# EXERCISE
Restate the records exactly. Include all of them.

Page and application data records
====================
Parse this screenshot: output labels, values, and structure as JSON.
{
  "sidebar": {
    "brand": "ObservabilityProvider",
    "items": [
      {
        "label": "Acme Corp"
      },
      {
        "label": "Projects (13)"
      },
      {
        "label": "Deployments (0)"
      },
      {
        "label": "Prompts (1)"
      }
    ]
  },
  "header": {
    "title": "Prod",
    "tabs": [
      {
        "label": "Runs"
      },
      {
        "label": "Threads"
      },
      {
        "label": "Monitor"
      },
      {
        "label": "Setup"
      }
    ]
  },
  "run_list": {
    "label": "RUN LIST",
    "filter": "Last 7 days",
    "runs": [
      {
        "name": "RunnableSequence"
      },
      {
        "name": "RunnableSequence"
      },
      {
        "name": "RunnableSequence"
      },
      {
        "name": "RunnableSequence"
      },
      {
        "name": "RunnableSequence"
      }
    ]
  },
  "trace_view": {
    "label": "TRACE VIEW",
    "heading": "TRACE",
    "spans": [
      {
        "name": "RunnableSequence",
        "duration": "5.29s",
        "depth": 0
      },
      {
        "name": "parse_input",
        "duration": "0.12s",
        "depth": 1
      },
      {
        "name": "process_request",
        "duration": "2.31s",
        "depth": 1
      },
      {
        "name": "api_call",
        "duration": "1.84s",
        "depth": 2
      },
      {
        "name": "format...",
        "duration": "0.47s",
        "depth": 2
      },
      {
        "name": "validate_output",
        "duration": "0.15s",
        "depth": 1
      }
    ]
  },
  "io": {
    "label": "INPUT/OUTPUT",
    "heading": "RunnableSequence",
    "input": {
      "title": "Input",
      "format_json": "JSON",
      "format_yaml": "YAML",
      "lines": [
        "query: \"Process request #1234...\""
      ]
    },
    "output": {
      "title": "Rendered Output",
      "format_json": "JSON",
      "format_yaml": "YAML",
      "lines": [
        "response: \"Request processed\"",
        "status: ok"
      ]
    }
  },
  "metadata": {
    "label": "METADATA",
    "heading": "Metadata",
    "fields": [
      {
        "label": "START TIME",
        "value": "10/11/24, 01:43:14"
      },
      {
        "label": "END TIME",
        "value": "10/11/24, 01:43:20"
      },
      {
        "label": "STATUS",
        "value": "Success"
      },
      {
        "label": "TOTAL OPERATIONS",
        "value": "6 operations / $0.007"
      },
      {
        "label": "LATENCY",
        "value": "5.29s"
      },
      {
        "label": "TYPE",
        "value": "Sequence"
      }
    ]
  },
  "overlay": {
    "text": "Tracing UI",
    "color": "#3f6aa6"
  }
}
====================
# TASK OUTPUT
Parse this screenshot: output labels, values, and structure as JSON.
{
  "sidebar": {
    "brand": "ObservabilityProvider",
    "items": [
      {
        "label": "Acme Corp"
      },
      {
        "label": "Projects (13)"
      },
      {
        "label": "Deployments (0)"
      },
      {
        "label": "Prompts (1)"
      }
    ]
  },
  "header": {
    "title": "Prod",
    "tabs": [
      {
        "label": "Runs"
      },
      {
        "label": "Threads"
      },
      {
        "label": "Monitor"
      },
      {
        "label": "Setup"
      }
    ]
  },
  "run_list": {
    "label": "RUN LIST",
    "filter": "Last 7 days",
    "runs": [
      {
        "name": "RunnableSequence"
      },
      {
        "name": "RunnableSequence"
      },
      {
        "name": "RunnableSequence"
      },
      {
        "name": "RunnableSequence"
      },
      {
        "name": "RunnableSequence"
      }
    ]
  },
  "trace_view": {
    "label": "TRACE VIEW",
    "heading": "TRACE",
    "spans": [
      {
        "name": "RunnableSequence",
        "duration": "5.29s",
        "depth": 0
      },
      {
        "name": "parse_input",
        "duration": "0.12s",
        "depth": 1
      },
      {
        "name": "process_request",
        "duration": "2.31s",
        "depth": 1
      },
      {
        "name": "api_call",
        "duration": "1.84s",
        "depth": 2
      },
      {
        "name": "format...",
        "duration": "0.47s",
        "depth": 2
      },
      {
        "name": "validate_output",
        "duration": "0.15s",
        "depth": 1
      }
    ]
  },
  "io": {
    "label": "INPUT/OUTPUT",
    "heading": "RunnableSequence",
    "input": {
      "title": "Input",
      "format_json": "JSON",
      "format_yaml": "YAML",
      "lines": [
        "query: \"Process request #1234...\""
      ]
    },
    "output": {
      "title": "Rendered Output",
      "format_json": "JSON",
      "format_yaml": "YAML",
      "lines": [
        "response: \"Request processed\"",
        "status: ok"
      ]
    }
  },
  "metadata": {
    "label": "METADATA",
    "heading": "Metadata",
    "fields": [
      {
        "label": "START TIME",
        "value": "10/11/24, 01:43:14"
      },
      {
        "label": "END TIME",
        "value": "10/11/24, 01:43:20"
      },
      {
        "label": "STATUS",
        "value": "Success"
      },
      {
        "label": "TOTAL OPERATIONS",
        "value": "6 operations / $0.007"
      },
      {
        "label": "LATENCY",
        "value": "5.29s"
      },
      {
        "label": "TYPE",
        "value": "Sequence"
      }
    ]
  },
  "overlay": {
    "text": "Tracing UI",
    "color": "#3f6aa6"
  }
}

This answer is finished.